# [Problem statement]
Your response should be every line from the entries that includes the string "colored".

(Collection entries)
☆ ☆ ☆ ☆
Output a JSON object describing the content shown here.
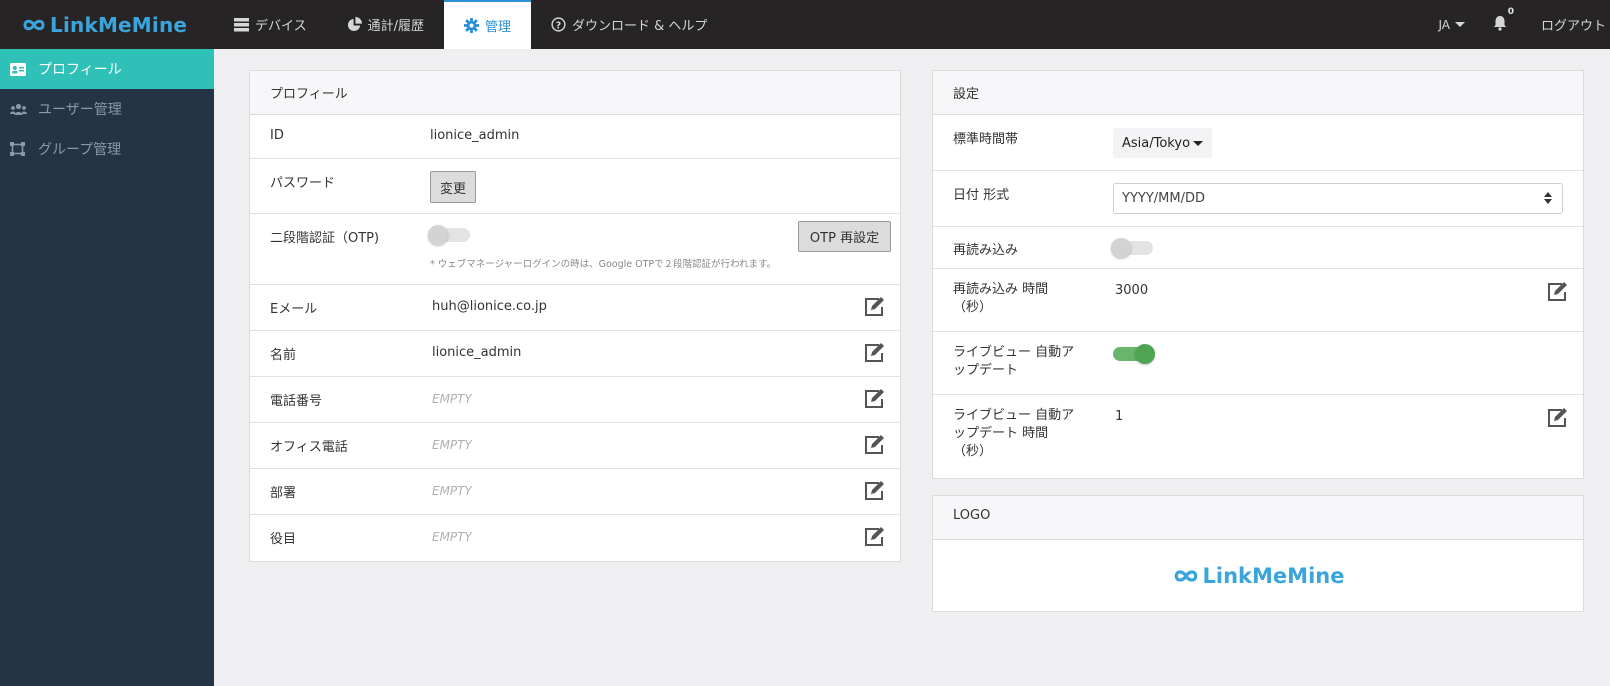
{
  "app": {
    "logo_text": "LinkMeMine",
    "brand_color": "#3aa5dd"
  },
  "nav": {
    "items": [
      {
        "label": "デバイス",
        "icon": "server-icon"
      },
      {
        "label": "通計/履歴",
        "icon": "pie-chart-icon"
      },
      {
        "label": "管理",
        "icon": "gear-icon",
        "active": true
      },
      {
        "label": "ダウンロード & ヘルプ",
        "icon": "question-circle-icon"
      }
    ],
    "lang": "JA",
    "notification_count": "0",
    "logout": "ログアウト"
  },
  "sidebar": {
    "items": [
      {
        "label": "プロフィール",
        "icon": "id-card-icon",
        "active": true
      },
      {
        "label": "ユーザー管理",
        "icon": "users-icon"
      },
      {
        "label": "グループ管理",
        "icon": "group-frame-icon"
      }
    ]
  },
  "profile": {
    "title": "プロフィール",
    "id_label": "ID",
    "id_value": "lionice_admin",
    "password_label": "パスワード",
    "password_button": "変更",
    "otp_label": "二段階認証（OTP)",
    "otp_enabled": false,
    "otp_button": "OTP 再設定",
    "otp_note": "* ウェブマネージャーログインの時は、Google OTPで２段階認証が行われます。",
    "email_label": "Eメール",
    "email_value": "huh@lionice.co.jp",
    "name_label": "名前",
    "name_value": "lionice_admin",
    "phone_label": "電話番号",
    "phone_value": "EMPTY",
    "office_label": "オフィス電話",
    "office_value": "EMPTY",
    "dept_label": "部署",
    "dept_value": "EMPTY",
    "role_label": "役目",
    "role_value": "EMPTY"
  },
  "settings": {
    "title": "設定",
    "tz_label": "標準時間帯",
    "tz_value": "Asia/Tokyo",
    "date_label": "日付 形式",
    "date_value": "YYYY/MM/DD",
    "reload_label": "再読み込み",
    "reload_enabled": false,
    "reload_time_label_1": "再読み込み 時間",
    "reload_time_label_2": "（秒）",
    "reload_time_value": "3000",
    "live_label_1": "ライブビュー 自動ア",
    "live_label_2": "ップデート",
    "live_enabled": true,
    "live_time_label_1": "ライブビュー 自動ア",
    "live_time_label_2": "ップデート 時間",
    "live_time_label_3": "（秒）",
    "live_time_value": "1"
  },
  "logo_panel": {
    "title": "LOGO",
    "logo_text": "LinkMeMine"
  }
}
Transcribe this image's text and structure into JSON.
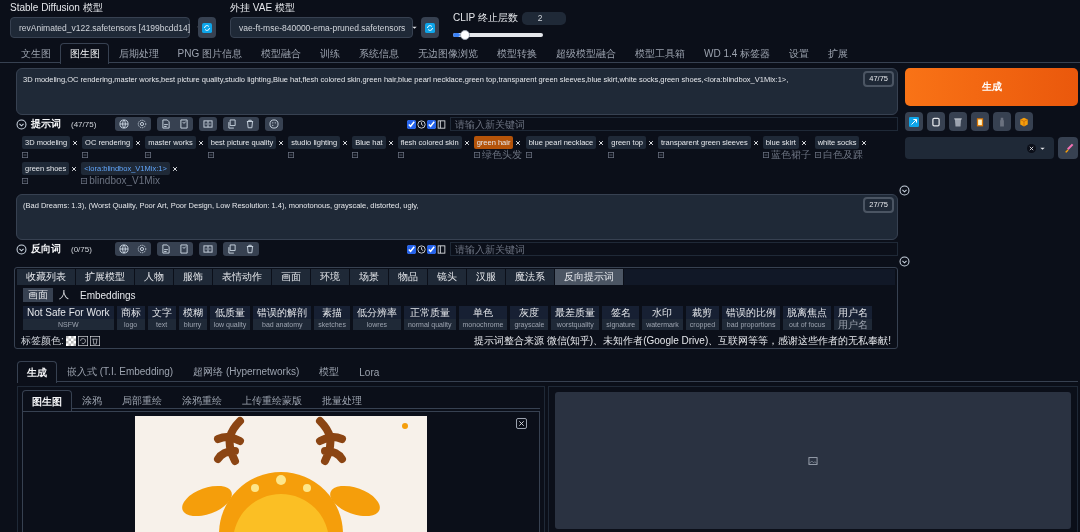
{
  "top": {
    "model_label": "Stable Diffusion 模型",
    "model_value": "revAnimated_v122.safetensors [4199bcdd14]",
    "vae_label": "外挂 VAE 模型",
    "vae_value": "vae-ft-mse-840000-ema-pruned.safetensors",
    "clip_label": "CLIP 终止层数",
    "clip_value": "2",
    "clip_slider": {
      "level": 0.08
    }
  },
  "main_tabs": [
    {
      "label": "文生图",
      "selected": false
    },
    {
      "label": "图生图",
      "selected": true
    },
    {
      "label": "后期处理",
      "selected": false
    },
    {
      "label": "PNG 图片信息",
      "selected": false
    },
    {
      "label": "模型融合",
      "selected": false
    },
    {
      "label": "训练",
      "selected": false
    },
    {
      "label": "系统信息",
      "selected": false
    },
    {
      "label": "无边图像浏览",
      "selected": false
    },
    {
      "label": "模型转换",
      "selected": false
    },
    {
      "label": "超级模型融合",
      "selected": false
    },
    {
      "label": "模型工具箱",
      "selected": false
    },
    {
      "label": "WD 1.4 标签器",
      "selected": false
    },
    {
      "label": "设置",
      "selected": false
    },
    {
      "label": "扩展",
      "selected": false
    }
  ],
  "prompt": {
    "text": "3D modeling,OC rendering,master works,best picture quality,studio lighting,Blue hat,flesh colored skin,green hair,blue pearl necklace,green top,transparent green sleeves,blue skirt,white socks,green shoes,<lora:blindbox_V1Mix:1>,",
    "counter": "47/75",
    "label": "提示词",
    "count": "(47/75)",
    "keyword_placeholder": "请输入新关键词",
    "checks": [
      {
        "checked": true
      },
      {
        "checked": true
      }
    ]
  },
  "prompt_tags": [
    {
      "text": "3D modeling",
      "kind": "tag",
      "highlighted": false
    },
    {
      "text": "OC rendering",
      "kind": "tag",
      "highlighted": false
    },
    {
      "text": "master works",
      "kind": "tag",
      "highlighted": false
    },
    {
      "text": "best picture quality",
      "kind": "tag",
      "highlighted": false
    },
    {
      "text": "studio lighting",
      "kind": "tag",
      "highlighted": false
    },
    {
      "text": "Blue hat",
      "kind": "tag",
      "highlighted": false
    },
    {
      "text": "flesh colored skin",
      "kind": "tag",
      "highlighted": false
    },
    {
      "text": "green hair",
      "translation": "绿色头发",
      "kind": "tag",
      "highlighted": true
    },
    {
      "text": "blue pearl necklace",
      "kind": "tag",
      "highlighted": false
    },
    {
      "text": "green top",
      "kind": "tag",
      "highlighted": false
    },
    {
      "text": "transparent green sleeves",
      "kind": "tag",
      "highlighted": false
    },
    {
      "text": "blue skirt",
      "translation": "蓝色裙子",
      "kind": "tag",
      "highlighted": false
    },
    {
      "text": "white socks",
      "translation": "白色及踝",
      "kind": "tag",
      "highlighted": false
    },
    {
      "text": "green shoes",
      "kind": "tag",
      "highlighted": false
    },
    {
      "text": "<lora:blindbox_V1Mix:1>",
      "translation": "blindbox_V1Mix",
      "kind": "lora",
      "highlighted": false
    }
  ],
  "negative": {
    "text": "(Bad Dreams: 1.3), (Worst Quality, Poor Art, Poor Design, Low Resolution: 1.4), monotonous, grayscale, distorted, ugly,",
    "counter": "27/75",
    "label": "反向词",
    "count": "(0/75)",
    "keyword_placeholder": "请输入新关键词",
    "checks": [
      {
        "checked": true
      },
      {
        "checked": true
      }
    ]
  },
  "category_tabs": [
    {
      "label": "收藏列表",
      "selected": false
    },
    {
      "label": "扩展模型",
      "selected": false
    },
    {
      "label": "人物",
      "selected": false
    },
    {
      "label": "服饰",
      "selected": false
    },
    {
      "label": "表情动作",
      "selected": false
    },
    {
      "label": "画面",
      "selected": false
    },
    {
      "label": "环境",
      "selected": false
    },
    {
      "label": "场景",
      "selected": false
    },
    {
      "label": "物品",
      "selected": false
    },
    {
      "label": "镜头",
      "selected": false
    },
    {
      "label": "汉服",
      "selected": false
    },
    {
      "label": "魔法系",
      "selected": false
    },
    {
      "label": "反向提示词",
      "selected": true
    }
  ],
  "sub_tabs": [
    {
      "label": "画面",
      "selected": true
    },
    {
      "label": "人",
      "selected": false
    },
    {
      "label": "Embeddings",
      "selected": false
    }
  ],
  "negative_tags": [
    {
      "text": "Not Safe For Work",
      "translation": "NSFW"
    },
    {
      "text": "商标",
      "translation": "logo"
    },
    {
      "text": "文字",
      "translation": "text"
    },
    {
      "text": "模糊",
      "translation": "blurry"
    },
    {
      "text": "低质量",
      "translation": "low quality"
    },
    {
      "text": "错误的解剖",
      "translation": "bad anatomy"
    },
    {
      "text": "素描",
      "translation": "sketches"
    },
    {
      "text": "低分辨率",
      "translation": "lowres"
    },
    {
      "text": "正常质量",
      "translation": "normal quality"
    },
    {
      "text": "单色",
      "translation": "monochrome"
    },
    {
      "text": "灰度",
      "translation": "grayscale"
    },
    {
      "text": "最差质量",
      "translation": "worstquality"
    },
    {
      "text": "签名",
      "translation": "signature"
    },
    {
      "text": "水印",
      "translation": "watermark"
    },
    {
      "text": "裁剪",
      "translation": "cropped"
    },
    {
      "text": "错误的比例",
      "translation": "bad proportions"
    },
    {
      "text": "脱离焦点",
      "translation": "out of focus"
    },
    {
      "text": "用户名",
      "translation": "用户名"
    }
  ],
  "tag_color_label": "标签颜色:",
  "credit": "提示词整合来源 微信(知乎)、未知作者(Google Drive)、互联网等等，感谢这些作者的无私奉献!",
  "generate_button": "生成",
  "bottom_tabs": [
    {
      "label": "生成",
      "selected": true
    },
    {
      "label": "嵌入式 (T.I. Embedding)",
      "selected": false
    },
    {
      "label": "超网络 (Hypernetworks)",
      "selected": false
    },
    {
      "label": "模型",
      "selected": false
    },
    {
      "label": "Lora",
      "selected": false
    }
  ],
  "image_tabs": [
    {
      "label": "图生图",
      "selected": true
    },
    {
      "label": "涂鸦",
      "selected": false
    },
    {
      "label": "局部重绘",
      "selected": false
    },
    {
      "label": "涂鸦重绘",
      "selected": false
    },
    {
      "label": "上传重绘蒙版",
      "selected": false
    },
    {
      "label": "批量处理",
      "selected": false
    }
  ]
}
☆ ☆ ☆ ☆
# [Exercise result]
    "text": "3D modeling,OC rendering,master works,best picture quality,studio lighting,Blue hat,flesh colored skin,green hair,blue pearl necklace,green top,transparent green sleeves,blue skirt,white socks,green shoes,<lora:blindbox_V1Mix:1>,",
      "text": "flesh colored skin",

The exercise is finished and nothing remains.